    – Regular events like fishing and cooking contests that happen every season.
    – Other traditional Harvest Moon activities like mining (not terraforming, but going into mines and collecting ores), crafting, and cooking.

    This article reads like the author just looked at other reviews elsewhere and copied what was in them rather than play through the game himself to see what was in it. It seems clear from the factual errors he either did not play the game at all or only played it very briefly. That is not very fair to the readers trying to make up their mind. Also the screenshots look suspect–at least that I have come across, there is no item in the game called “fish bait” and fodder is called “animal feed,” not “animal food” (and in fact is also what you use for fish bait).

    This game definitely has its problems–it is not the best HM game by a long shot–but it deserves to be judged on what actual content it has by someone who has actually played the game.

    • Bradly Storm

      Quality post, DQ, and I’m glad you brought up the points you did. I should have been more specific with my qualms, as they probably needed to be framed within the context of “these features (livestock raising, seasonal events) are somewhat present, but not so when compared to what they were like in past installments.” So I agree there. That being said, the character backstories thing is subjective; I played 12-15 hours, and I never once felt like I knew the cast. They were more like cardboard cutouts, than actual people, existing in the game’s world.

      As to the features not mentioned; again, that’s part of my duty as a reviewer–I try to talk about what I believe to be the most important points. I need readers to take away what will significantly impact play. What you listed, while maybe interesting, are not vital, defining components of the formula or overall experience.

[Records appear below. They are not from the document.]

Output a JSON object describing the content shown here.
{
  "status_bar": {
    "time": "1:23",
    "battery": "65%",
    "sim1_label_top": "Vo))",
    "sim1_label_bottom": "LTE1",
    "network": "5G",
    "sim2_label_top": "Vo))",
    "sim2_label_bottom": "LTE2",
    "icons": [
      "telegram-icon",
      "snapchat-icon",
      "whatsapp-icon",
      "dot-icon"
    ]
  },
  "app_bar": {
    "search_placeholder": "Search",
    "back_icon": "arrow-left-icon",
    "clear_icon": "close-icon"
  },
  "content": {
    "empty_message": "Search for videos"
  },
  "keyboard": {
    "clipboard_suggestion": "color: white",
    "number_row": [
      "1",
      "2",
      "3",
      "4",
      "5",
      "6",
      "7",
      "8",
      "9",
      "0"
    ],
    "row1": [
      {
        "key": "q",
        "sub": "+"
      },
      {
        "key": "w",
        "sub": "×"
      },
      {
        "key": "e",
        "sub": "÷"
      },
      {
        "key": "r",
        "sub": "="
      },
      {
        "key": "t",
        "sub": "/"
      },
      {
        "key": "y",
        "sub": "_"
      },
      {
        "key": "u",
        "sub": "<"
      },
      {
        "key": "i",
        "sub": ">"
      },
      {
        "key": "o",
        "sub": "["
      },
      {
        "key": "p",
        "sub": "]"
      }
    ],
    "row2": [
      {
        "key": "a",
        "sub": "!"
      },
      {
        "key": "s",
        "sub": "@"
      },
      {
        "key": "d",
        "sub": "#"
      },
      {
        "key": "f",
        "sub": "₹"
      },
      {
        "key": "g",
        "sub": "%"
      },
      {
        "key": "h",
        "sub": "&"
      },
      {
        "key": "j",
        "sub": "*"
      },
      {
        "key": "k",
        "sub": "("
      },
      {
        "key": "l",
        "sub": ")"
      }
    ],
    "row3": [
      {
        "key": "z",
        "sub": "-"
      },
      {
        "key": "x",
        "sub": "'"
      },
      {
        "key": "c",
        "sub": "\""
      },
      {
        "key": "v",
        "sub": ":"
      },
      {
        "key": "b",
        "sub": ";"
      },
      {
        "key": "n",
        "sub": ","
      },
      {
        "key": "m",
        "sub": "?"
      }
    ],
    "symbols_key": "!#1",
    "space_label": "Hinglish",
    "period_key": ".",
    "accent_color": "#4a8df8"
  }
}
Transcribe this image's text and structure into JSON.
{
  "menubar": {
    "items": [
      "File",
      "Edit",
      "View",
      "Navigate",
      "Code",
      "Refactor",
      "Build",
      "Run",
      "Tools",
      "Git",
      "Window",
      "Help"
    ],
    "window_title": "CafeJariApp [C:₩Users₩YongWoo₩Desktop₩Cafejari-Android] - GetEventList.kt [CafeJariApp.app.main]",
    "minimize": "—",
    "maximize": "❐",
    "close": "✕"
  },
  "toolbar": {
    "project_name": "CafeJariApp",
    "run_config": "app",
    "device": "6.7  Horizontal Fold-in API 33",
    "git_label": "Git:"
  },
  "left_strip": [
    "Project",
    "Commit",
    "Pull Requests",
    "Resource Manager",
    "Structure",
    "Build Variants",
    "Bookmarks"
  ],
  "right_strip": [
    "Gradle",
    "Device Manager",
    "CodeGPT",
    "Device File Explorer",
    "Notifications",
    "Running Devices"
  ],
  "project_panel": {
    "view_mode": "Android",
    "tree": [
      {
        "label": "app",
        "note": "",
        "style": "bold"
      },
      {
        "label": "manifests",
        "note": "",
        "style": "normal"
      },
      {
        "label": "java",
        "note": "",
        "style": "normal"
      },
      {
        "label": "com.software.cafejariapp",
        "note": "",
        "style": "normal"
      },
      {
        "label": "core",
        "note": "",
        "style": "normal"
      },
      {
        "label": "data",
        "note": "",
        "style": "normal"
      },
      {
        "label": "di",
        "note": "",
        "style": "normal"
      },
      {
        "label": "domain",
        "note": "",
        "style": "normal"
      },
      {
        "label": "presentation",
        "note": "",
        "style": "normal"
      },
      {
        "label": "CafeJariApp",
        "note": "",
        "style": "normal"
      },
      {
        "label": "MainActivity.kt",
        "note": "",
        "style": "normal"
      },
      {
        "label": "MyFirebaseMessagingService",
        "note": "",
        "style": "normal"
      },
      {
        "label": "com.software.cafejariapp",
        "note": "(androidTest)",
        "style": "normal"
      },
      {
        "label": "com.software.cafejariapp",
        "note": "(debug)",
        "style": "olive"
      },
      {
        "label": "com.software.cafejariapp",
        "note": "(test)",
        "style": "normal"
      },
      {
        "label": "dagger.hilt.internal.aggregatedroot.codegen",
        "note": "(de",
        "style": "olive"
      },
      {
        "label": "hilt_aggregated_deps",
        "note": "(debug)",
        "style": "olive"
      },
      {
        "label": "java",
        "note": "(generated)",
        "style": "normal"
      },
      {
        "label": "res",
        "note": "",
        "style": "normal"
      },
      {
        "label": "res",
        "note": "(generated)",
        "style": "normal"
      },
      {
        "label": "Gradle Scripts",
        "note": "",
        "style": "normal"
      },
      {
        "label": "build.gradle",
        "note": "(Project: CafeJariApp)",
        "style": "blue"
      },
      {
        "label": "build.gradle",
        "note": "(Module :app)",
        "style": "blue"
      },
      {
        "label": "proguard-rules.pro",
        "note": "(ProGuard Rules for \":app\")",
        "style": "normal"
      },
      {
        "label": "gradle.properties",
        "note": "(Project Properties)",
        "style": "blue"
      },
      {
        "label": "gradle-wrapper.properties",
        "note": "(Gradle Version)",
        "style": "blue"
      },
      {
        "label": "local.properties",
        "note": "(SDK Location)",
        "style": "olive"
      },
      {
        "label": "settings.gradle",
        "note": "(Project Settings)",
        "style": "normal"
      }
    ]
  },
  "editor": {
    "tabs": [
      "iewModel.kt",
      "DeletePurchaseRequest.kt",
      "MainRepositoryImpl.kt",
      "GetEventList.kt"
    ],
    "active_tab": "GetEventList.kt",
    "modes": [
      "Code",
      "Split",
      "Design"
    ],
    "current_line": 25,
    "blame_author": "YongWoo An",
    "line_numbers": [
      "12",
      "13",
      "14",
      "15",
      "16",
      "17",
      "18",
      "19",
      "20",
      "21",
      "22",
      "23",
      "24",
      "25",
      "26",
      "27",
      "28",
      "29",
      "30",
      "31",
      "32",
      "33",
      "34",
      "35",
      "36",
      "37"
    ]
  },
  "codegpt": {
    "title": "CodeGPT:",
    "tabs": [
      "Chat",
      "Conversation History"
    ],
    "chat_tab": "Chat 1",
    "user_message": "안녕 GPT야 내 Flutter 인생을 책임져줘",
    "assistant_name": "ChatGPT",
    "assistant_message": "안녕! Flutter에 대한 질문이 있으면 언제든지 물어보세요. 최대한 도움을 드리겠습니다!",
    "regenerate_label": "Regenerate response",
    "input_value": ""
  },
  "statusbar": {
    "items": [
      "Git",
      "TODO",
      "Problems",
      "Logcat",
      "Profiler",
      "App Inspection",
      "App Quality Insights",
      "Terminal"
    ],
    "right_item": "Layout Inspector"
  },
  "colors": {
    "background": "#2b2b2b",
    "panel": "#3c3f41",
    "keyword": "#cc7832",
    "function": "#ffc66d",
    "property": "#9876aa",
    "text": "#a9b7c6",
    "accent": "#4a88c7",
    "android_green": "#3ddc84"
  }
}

      • DQ

        Thanks for your reasoned reply, it is truly much appreciated!

        Obviously our points of view differ–but for what it’s worth, I strongly disagree that elements like animal raising are not like what they were in past gameplay nor as integral–it’s largely impossible to progress through the game without them. I would argue that in fact animal raising is more complex than in prior Harvest Moon games because of the skill system, as well as the far more complex fodder system (you don’t just feed them grass and treats, there’s different grades of feed that all affect your animals in different ways and figuring out the combinations are key to success). Same goes for things like crop mutations and quests–you can’t succeed in the game without them and they occupy much of your time, at least provided you’re trying to play through the plot, interact with villagers, etc.

        I’ve played two Harvest Moon games prior to this and one thing this one definitely has in common with the others, despite the difference in developer, is that the game is extremely slow to start and develop, and much of the games most interesting and crucial elements show up many hours into gameplay as you unlock several plot elements. Saying you played 15-20 hours doesn’t necessarily reveal that much, especially if you were spending most of that time terraforming, which can eat a lot of time. It would be more helpful to know how much of the initial story/how many in-game seasons did you get through (e.g., met the Harvest Goddess, got the spring crystal, etc.). Experienced Harvest Moon players know, for example, that if you didn’t even get through the first spring–or only just accomplished that–you haven’t really experienced the game (any Harvest Moon game) at all. Now, the fact that Harvest Moon games are so slowly paced at the start is a valid criticism, and if that’s the real issue, we can definitely agree there. At the same time, IMHO, judging any entry in this series of games accurately requires a lengthy playthrough to ensure you’ve seen all the features it has to offer. Take that for whatever it’s worth.

        I do appreciate your taking the time to respond and explain your approach. Happy gaming!